In many live casinos, Omaha Hi-Lo is often the “other” form of poker offered in the poker room.

The reason is that it offers players a lot more action than low-stakes Limit Hold’em but at less risk than NL Hold’em.

Today we will take a look at how to play in low stakes Omaha Hi-Lo cash games. If you are not familiar with how to play Omaha Hi-Lo, check out our Five-Minute Crash Course in Omaha Hi-Lo

Starting Hands – Tight is Right

Omaha Hi-Lo is one game where a “tight is right” strategy definitely applies to most cash games.

You’re no going to win as often with speculative hands in Omaha Hi-Lo, so stay away from them whenever possible.

You’re looking to scoop pots in Omaha Hi-Lo, and you will want to play starting hands with strong scoop potential. Suited (S) and double-suited (DS) hands like A-A-2-3, A-A-2-4, A-2-3-4, A-A-3-4, A-2-3-x and similar are great examples.

Good combo hand also include hands like A-2-3-K, A-Q-3-4, A-Q-2-4 and similar.

Many will argue that you don’t want to enter a hand unless you have A-2 in your hand, and that isn’t a bad tip for most beginners. We recommend that you look for hands with A-2 and at least one other low card in order to give you some counterfeiting protection.

Don’t completely overlook high hands like A-K-Q-J or A-A-K-J as there are going to be times where the flop comes high. However, you don’t want to invest a lot in these hands pre-flop. These are hands where you come in cheap and get out if the flop comes low.

Pre-Flop Play

Keep in mind that many low-stakes Omaha Hi-Lo games are going to be multi-way affairs pre-flop and you will have a hard time thinning the field.

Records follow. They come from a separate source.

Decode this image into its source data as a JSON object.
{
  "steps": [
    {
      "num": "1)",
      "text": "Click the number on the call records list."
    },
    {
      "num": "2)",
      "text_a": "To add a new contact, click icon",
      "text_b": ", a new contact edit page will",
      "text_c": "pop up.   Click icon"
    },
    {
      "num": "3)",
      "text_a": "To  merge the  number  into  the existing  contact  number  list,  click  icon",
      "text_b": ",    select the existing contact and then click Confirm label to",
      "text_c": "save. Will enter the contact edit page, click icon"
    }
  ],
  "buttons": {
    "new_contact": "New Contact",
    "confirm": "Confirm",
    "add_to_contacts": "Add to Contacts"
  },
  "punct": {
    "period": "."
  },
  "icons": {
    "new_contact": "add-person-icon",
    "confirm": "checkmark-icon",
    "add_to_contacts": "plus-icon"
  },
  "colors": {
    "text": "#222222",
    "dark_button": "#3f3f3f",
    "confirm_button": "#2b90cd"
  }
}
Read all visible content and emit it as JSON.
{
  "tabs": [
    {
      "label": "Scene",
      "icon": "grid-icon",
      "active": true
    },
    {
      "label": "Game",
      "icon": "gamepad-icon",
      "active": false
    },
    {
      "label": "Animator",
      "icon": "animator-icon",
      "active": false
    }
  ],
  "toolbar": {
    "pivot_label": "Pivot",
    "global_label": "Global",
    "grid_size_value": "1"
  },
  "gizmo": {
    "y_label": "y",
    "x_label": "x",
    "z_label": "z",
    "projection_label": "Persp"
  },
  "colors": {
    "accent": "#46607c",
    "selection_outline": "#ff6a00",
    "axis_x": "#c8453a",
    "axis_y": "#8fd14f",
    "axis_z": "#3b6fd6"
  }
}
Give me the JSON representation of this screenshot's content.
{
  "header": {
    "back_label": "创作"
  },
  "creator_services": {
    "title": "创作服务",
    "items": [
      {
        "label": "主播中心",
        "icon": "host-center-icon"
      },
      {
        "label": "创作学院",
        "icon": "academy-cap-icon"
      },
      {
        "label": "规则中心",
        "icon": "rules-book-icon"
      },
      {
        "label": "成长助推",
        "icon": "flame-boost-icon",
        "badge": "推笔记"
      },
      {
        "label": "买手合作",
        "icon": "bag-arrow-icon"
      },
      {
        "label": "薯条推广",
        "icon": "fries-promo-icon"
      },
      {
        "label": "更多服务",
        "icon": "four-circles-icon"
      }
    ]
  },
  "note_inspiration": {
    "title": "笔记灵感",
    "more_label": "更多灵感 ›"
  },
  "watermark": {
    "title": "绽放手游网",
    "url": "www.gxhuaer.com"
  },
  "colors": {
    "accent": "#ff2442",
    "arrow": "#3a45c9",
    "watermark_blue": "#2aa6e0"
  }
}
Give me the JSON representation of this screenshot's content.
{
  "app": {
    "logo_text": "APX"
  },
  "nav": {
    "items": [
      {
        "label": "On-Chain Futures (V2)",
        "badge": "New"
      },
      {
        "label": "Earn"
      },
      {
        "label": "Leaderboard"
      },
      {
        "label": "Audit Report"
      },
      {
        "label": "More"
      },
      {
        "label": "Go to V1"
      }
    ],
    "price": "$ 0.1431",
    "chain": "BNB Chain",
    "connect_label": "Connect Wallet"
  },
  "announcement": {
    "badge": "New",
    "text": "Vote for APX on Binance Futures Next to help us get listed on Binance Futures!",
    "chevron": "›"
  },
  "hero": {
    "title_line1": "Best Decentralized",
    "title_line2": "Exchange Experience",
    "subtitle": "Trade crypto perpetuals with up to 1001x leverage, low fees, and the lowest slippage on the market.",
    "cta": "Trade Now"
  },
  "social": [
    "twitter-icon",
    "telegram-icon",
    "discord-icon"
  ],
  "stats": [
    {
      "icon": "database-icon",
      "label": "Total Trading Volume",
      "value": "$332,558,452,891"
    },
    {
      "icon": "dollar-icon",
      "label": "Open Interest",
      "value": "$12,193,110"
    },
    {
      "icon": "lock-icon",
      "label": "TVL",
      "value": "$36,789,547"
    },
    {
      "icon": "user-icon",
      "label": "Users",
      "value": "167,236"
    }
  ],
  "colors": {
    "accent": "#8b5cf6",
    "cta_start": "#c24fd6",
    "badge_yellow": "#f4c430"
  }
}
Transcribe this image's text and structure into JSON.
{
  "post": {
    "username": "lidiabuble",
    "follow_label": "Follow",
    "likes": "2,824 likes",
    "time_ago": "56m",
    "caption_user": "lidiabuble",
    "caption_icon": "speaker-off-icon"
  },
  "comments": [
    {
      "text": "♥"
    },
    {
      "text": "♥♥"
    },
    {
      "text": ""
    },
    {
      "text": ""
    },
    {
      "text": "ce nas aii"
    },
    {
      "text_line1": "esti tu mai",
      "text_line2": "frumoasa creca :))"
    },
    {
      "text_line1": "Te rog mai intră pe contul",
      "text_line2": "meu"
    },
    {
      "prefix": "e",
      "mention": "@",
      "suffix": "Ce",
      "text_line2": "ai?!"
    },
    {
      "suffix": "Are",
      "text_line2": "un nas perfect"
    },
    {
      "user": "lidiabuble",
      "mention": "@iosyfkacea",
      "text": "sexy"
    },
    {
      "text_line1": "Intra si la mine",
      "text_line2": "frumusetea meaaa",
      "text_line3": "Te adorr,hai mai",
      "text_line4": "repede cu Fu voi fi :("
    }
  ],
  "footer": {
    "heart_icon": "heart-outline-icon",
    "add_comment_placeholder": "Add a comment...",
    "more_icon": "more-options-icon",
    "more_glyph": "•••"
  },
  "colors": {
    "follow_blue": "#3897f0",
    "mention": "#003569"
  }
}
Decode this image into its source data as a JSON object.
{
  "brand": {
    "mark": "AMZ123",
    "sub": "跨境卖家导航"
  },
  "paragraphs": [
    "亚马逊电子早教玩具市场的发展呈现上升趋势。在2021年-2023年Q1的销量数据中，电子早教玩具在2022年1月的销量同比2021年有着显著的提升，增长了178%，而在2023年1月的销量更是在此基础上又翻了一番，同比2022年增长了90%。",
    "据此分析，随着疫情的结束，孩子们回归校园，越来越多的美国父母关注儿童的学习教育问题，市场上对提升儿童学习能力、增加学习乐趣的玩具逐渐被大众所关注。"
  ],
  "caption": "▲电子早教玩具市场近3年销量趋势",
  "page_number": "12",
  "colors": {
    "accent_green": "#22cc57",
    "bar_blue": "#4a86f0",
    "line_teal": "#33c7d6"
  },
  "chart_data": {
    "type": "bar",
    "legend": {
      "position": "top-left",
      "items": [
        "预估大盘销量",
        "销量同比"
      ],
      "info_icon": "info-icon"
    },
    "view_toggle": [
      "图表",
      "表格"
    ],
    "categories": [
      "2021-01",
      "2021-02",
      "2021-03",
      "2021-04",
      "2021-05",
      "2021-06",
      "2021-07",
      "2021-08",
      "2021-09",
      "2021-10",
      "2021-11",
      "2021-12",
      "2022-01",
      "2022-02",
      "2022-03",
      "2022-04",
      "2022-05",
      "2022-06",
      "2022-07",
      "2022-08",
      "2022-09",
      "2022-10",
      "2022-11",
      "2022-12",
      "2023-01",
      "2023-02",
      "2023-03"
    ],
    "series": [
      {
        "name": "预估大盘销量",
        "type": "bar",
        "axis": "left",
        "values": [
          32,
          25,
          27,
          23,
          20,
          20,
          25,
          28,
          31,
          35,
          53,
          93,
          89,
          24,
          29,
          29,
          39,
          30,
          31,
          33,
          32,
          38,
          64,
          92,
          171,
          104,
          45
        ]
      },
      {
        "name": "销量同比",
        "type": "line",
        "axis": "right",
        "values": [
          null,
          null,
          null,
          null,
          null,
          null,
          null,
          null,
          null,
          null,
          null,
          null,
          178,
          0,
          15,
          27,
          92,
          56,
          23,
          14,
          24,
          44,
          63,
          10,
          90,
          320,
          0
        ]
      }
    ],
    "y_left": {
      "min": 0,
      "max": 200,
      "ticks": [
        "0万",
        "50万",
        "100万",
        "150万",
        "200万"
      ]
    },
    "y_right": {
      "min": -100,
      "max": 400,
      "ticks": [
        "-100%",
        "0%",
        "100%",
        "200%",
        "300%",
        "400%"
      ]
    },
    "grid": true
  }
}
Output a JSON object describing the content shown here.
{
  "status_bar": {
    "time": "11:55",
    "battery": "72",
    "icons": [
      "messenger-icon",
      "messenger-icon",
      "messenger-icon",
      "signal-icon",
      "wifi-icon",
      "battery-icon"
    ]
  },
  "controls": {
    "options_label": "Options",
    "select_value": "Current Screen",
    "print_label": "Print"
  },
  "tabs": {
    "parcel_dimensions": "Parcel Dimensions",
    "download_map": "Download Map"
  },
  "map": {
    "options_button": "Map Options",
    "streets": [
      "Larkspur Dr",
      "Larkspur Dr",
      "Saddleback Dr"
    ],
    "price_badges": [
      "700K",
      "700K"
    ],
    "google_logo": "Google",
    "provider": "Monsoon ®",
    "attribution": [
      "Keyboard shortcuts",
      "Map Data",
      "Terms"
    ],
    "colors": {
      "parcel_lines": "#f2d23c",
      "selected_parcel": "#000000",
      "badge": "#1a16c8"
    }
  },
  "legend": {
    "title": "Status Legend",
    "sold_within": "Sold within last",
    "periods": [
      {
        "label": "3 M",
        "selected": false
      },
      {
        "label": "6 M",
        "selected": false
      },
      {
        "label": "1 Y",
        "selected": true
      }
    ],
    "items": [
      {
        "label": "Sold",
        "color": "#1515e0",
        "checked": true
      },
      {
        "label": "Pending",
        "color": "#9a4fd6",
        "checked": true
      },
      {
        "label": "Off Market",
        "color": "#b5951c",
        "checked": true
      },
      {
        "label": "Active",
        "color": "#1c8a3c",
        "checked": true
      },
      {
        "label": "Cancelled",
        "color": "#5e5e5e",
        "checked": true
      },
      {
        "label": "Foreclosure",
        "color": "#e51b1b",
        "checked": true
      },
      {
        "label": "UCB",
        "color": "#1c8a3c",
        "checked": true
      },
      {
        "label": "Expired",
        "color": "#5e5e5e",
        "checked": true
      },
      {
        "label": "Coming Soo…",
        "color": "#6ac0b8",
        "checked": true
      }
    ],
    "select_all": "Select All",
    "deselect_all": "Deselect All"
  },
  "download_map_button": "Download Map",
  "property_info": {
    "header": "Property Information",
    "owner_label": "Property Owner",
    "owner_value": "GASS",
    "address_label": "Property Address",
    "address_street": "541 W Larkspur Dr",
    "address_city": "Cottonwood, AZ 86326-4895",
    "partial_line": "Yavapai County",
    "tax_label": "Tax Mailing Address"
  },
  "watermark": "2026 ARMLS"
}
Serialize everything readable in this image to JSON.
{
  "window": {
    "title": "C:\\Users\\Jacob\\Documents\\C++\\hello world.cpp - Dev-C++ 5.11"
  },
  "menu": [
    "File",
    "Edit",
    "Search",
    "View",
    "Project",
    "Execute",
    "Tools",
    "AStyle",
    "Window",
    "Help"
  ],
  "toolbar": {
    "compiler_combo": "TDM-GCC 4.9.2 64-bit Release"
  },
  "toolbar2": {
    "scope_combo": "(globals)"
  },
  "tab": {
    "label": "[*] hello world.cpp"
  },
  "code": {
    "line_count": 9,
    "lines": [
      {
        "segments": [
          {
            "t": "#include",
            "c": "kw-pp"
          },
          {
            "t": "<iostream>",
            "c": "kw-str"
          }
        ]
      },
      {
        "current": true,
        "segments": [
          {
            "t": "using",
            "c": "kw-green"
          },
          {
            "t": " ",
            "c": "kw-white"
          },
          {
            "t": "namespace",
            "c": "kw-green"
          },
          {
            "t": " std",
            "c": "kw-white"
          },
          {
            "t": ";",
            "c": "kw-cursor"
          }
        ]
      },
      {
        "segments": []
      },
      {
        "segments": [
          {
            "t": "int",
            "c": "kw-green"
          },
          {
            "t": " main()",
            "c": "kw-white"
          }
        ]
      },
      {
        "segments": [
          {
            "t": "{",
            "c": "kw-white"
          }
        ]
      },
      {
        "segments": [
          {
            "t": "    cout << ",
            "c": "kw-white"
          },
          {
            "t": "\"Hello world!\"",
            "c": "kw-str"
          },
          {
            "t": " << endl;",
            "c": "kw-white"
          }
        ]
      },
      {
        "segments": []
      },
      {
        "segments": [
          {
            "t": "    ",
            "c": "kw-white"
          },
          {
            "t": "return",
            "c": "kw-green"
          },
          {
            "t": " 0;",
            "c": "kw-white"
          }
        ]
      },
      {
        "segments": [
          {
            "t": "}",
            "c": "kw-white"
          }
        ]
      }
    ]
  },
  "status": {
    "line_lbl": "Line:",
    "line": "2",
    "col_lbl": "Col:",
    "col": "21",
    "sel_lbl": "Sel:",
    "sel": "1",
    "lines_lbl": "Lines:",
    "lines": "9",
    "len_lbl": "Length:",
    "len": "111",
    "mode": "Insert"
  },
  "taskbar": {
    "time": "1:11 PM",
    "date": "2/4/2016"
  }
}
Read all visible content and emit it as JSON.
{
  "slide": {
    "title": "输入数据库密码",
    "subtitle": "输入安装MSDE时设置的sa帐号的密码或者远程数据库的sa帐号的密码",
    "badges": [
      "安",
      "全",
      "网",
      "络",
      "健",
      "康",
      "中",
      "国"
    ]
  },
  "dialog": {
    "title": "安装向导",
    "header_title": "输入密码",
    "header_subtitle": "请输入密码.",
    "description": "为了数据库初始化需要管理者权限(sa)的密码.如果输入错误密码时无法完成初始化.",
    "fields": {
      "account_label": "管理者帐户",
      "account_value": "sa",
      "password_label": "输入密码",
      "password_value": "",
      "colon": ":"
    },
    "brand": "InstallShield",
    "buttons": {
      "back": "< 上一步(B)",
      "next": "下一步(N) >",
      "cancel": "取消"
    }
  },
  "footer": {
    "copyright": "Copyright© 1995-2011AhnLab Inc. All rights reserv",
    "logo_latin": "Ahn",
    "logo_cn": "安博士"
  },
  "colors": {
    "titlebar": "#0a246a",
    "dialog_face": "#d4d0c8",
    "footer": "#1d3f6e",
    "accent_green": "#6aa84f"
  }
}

As such, your raises should probably be limited to two reasons – strong hands and building a pot.

If you have a strong starting hand pre-flop, such as A-A-2-3 DS or A-A-2-K S, you will want to go ahead and put in a raise. Odds are this will just induce calls but you have got to try and control the action.

Of course, when you raise pre-flop, this will put the astute players at the table on notice that you have a strong hand and could help you on later streets if certain draws develop

Most of the time, raising pre-flop will be done to build a pot. If action starts getting heavy, you want to primarily stick with hands with strong scooping possibilities.

Also, don’t fall in love with a hand containing either naked aces or a hand with a bare A-2. Naked aces is a hand containing aces but the other two cards are not coordinated. The same applies to a bare A-2.

Naked aces and a bare A-2 will often only win you half the pot and cost you more money when they don’t hit.

Flop Play – Draw to the Nuts or Get Out

Once the flop hits, how you proceed will depend on your hand and your drawing potential. If you don't have a made hand or a solid draw after the flop, it's time to fold your hand.

When drawing, you need to be drawing to the nuts for at least half the pot in order to continue.

If you flop a made hand, evaluate to see the likelihood of getting outdrawn. When facing multiple potential draws, this may not be the best hand to stay in.

When you flop a monster nut draw, especially if you’re drawing for the nuts both ways, consider putting in a raise to thin the field.

Also, when you flop the nuts for either high or low, go ahead and put in a bet to try and either thin the field or build the pot. Some people will disagree with this strategy but betting gives you an extra shot at winning the pot by someone folding.

Turn Play – Nuts or Nothing

When the turn hits, you will again evaluate your position. If you don’t have the nuts and are not drawing to the nuts either way, get out.

You will only want to continue past the turn with made hands and hands drawing to the nuts. Now is a great time to also evaluate whether your low will be counterfeited by another low.

If you’re only going for low and are facing a potential counterfeit situation, then you may want to fold unless you have at least three other players in the pot. Otherwise you will lose money in the hand if counterfeited.

River – Pump Up the Pot When Possible

If you have made it to the river with the best hand, pump up the pot. You will find a lot of players that will call down with second or third best hands on the river, allowing you a chance to extract some additional value.

About the only time you might want to slow down is if you only have low and think that you might be getting counterfeited. Unless there are four players or more in the pot, you will lose 25% of the money you put in on the river in a counterfeited pot.

Don’t be afraid to bluff into a pot on the river if you think your opponent was on a draw and the draw didn’t get there. They will often fold and you take the pot down without showdown.

Tight is Often Right in Low Limit Omaha Hi-Lo

Texas Hold’em has programmed many players to stay away from tight play, but other forms of poker will reward you for waiting for better hands.

In low-limit Omaha Hi-Lo games, you will want to play solid starting hands and incorporate a tight style of play in order to maximize profits.

Omaha Hi-Lo is both a split-pot game and a game that often brings high action due to the number of cards available to each player.

As such, you need to tighten up your game in order to compete. It may not be the most exciting way to play poker, but it is a profitable way.